• WHAT NEEDS TO BE DONE: Please show every line from the entries that carries the word "JSON".

**** INPUT RECORDS

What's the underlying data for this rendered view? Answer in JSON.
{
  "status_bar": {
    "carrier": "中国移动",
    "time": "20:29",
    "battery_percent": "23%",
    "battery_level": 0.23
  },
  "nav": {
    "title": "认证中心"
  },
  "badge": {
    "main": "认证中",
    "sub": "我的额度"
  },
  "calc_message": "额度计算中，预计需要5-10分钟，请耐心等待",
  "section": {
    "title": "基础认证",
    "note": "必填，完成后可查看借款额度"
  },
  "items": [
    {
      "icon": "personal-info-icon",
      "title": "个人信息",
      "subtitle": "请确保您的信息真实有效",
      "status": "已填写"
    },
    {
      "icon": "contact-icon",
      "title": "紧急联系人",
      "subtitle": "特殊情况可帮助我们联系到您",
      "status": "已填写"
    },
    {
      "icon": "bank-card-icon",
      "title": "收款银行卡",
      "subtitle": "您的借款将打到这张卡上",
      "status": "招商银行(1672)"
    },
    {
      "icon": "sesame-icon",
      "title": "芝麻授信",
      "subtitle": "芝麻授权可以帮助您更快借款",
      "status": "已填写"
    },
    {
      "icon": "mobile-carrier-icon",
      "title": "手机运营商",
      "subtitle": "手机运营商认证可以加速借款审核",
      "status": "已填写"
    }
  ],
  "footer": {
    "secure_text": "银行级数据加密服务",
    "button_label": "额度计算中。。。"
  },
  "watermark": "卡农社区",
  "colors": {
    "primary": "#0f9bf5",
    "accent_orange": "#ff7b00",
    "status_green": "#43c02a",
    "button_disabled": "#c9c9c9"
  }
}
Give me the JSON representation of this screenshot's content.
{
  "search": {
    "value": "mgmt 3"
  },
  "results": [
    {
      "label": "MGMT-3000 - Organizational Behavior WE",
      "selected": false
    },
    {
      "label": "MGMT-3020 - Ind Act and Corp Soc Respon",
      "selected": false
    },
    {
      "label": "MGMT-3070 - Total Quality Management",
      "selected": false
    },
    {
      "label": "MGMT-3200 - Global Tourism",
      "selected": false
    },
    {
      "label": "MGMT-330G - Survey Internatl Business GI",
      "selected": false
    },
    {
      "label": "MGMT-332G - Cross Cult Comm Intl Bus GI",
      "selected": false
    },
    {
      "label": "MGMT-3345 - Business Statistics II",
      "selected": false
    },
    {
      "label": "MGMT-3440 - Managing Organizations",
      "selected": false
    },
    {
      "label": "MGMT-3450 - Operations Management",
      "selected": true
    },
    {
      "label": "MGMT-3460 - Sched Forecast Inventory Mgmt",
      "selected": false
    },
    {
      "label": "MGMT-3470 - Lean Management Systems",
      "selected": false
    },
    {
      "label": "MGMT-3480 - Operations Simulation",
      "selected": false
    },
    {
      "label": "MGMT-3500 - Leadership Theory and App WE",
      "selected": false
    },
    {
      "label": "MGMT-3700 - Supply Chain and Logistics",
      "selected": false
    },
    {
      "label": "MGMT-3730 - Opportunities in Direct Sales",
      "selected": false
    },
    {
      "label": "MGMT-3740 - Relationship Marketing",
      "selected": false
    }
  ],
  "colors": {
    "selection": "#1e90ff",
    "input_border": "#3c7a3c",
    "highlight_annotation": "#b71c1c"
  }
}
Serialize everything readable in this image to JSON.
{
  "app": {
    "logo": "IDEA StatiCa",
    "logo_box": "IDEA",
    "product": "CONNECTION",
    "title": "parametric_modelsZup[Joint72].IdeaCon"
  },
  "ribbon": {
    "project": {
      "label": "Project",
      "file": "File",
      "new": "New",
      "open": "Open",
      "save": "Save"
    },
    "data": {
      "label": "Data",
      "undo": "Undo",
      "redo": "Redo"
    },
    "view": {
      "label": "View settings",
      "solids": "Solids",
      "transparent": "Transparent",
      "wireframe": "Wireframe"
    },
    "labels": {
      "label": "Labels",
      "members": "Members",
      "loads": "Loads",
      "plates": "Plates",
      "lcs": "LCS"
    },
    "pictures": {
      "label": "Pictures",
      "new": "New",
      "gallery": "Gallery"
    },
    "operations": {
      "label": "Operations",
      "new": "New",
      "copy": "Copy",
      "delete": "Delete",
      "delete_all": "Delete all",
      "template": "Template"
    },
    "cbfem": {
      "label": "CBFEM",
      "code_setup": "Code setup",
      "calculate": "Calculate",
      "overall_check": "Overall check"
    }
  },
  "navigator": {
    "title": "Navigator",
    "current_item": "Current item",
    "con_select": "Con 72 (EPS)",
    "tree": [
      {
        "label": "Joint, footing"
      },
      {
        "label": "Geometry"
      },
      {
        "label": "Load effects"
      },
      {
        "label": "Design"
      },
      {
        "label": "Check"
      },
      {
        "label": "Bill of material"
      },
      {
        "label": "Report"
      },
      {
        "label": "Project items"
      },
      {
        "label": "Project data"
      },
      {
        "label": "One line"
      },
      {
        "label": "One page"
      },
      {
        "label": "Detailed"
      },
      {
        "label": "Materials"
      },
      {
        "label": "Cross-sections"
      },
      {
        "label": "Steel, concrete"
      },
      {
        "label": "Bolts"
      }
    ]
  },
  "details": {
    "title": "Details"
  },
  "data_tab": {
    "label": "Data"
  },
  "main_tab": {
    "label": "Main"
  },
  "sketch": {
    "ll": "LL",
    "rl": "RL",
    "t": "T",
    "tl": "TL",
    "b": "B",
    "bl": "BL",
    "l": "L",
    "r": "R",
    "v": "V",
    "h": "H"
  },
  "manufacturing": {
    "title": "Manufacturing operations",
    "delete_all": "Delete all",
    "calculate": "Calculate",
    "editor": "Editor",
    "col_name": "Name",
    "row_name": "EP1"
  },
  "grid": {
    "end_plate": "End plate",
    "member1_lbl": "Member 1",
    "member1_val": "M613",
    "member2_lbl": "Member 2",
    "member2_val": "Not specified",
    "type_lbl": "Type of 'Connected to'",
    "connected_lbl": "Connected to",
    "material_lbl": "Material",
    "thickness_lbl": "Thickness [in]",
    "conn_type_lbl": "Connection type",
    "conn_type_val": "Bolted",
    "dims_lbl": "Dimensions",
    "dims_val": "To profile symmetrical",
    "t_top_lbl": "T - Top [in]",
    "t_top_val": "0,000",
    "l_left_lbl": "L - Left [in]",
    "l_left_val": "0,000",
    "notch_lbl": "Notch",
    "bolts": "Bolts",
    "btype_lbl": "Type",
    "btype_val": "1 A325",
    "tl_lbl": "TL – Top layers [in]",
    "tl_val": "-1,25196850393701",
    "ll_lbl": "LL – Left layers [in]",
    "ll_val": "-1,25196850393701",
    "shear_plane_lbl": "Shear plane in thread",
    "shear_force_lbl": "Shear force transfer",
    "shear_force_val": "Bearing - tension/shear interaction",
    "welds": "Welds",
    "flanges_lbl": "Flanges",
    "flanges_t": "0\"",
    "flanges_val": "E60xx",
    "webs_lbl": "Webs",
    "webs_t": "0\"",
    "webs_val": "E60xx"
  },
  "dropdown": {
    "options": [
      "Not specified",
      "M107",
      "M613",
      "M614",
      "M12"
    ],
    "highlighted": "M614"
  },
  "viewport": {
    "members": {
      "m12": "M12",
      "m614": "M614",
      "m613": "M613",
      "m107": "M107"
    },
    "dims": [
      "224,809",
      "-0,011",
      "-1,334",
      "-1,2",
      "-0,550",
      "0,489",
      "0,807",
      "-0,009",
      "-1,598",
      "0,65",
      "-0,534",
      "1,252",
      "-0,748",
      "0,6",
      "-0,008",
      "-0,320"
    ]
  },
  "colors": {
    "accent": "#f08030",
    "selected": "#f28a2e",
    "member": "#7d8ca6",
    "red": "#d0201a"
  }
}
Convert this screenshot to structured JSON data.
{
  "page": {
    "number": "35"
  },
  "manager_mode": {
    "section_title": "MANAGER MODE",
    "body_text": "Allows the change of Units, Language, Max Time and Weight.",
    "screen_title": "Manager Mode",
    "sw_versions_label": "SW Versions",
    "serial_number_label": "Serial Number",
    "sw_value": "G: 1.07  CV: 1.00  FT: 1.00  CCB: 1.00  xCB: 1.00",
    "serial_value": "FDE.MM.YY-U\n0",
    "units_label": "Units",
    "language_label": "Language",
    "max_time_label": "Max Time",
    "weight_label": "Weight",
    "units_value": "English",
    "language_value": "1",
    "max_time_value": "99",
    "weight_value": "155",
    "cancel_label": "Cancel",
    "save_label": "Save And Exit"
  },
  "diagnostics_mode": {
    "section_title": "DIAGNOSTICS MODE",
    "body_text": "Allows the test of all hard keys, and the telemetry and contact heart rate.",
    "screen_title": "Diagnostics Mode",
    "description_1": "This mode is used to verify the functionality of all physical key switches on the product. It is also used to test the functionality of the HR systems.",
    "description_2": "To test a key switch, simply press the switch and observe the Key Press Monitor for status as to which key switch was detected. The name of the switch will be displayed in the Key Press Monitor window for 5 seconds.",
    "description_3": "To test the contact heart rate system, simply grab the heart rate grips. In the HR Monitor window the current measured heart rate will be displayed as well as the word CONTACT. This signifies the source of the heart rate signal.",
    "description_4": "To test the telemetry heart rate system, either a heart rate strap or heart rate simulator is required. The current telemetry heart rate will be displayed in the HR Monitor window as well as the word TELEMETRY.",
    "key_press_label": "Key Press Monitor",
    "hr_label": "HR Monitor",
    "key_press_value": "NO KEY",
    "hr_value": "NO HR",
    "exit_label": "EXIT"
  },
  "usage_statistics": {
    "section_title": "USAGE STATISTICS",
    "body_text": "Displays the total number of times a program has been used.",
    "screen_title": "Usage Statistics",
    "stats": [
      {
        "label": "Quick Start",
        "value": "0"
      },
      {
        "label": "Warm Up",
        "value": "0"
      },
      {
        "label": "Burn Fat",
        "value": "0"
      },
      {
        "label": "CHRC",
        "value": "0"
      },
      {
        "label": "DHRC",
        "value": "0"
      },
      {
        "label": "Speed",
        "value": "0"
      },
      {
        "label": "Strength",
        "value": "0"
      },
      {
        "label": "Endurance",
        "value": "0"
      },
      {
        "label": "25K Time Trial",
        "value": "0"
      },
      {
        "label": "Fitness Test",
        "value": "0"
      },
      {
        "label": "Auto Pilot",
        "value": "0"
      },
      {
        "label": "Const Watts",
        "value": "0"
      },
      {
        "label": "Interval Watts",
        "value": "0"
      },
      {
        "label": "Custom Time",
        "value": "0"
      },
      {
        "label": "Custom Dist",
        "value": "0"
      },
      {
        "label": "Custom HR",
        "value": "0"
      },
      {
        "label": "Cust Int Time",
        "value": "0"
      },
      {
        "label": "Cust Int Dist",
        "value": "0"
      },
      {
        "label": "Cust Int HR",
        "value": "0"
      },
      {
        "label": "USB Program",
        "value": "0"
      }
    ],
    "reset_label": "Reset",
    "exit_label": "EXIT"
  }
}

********

• RESULT:
What's the underlying data for this rendered view? Answer in JSON.
Give me the JSON representation of this screenshot's content.
Serialize everything readable in this image to JSON.
Convert this screenshot to structured JSON data.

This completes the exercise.